All Tesla Model S models have been upgraded to safety features

Tesla Model X, Model S, Model X SUV, Model 3 and Model S P90D were all upgraded to a new set of safety features in the latest update to the vehicle’s safety system.

The update includes a new ‘driver assist assist feature’ which allows the driver to act as a backup driver.

According to the update, the feature will allow the driver’s hand to move towards the wheel to brake, or to switch the steering wheel to a different direction, and will provide ‘alternative lane departure warning’.

Tesla said it would also be updating the steering and brakes systems, and adding lane departure warnings to all other steering controls.

There was no mention of whether the update was mandatory, but Tesla said the changes were optional.

Model X will now also have a more powerful electric motor, and it is now able to achieve a top speed of 310km/h (170mph).

In the update to safety, the company said it will also be introducing a feature called Autopilot, which is able to help drivers avoid collisions.

It said the feature would automatically detect objects and drivers and provide assistance.

In addition, Tesla said it was adding a feature to the steering that allows drivers to switch between steering wheels, while also enabling the driver a second, third or fourth wheel.

All Model X and Model X SUVs will now have the feature, which was introduced last year in the Model S and Model 3.

As for the other two models, Model E and Model E sedan, all models will be upgraded to the ‘self-parking mode’, which is an optional feature in Tesla’s upcoming Model X crossover.

This will allow drivers to park the car in a ‘self parking zone’, which will not require the driver and the vehicle to move from the street.

Additionally, Tesla has added a second option in the crossover, which allows drivers with an iPhone to remotely control the car and park the vehicle remotely.

Tesla’s safety updates for Model S cars include a new autopilot feature that will allow it to take over in the event of a crash.

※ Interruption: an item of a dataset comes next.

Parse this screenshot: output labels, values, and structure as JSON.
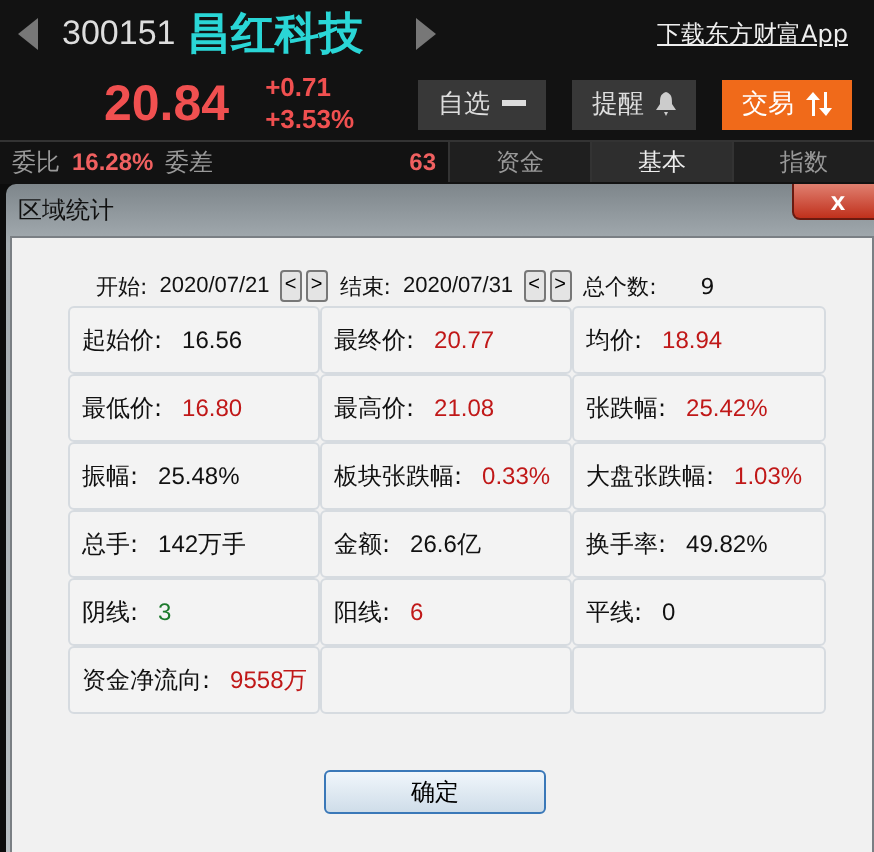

However, the update does not address whether the feature was required for the Model X. A driverless car is currently expected to debut in 2019.

More to come.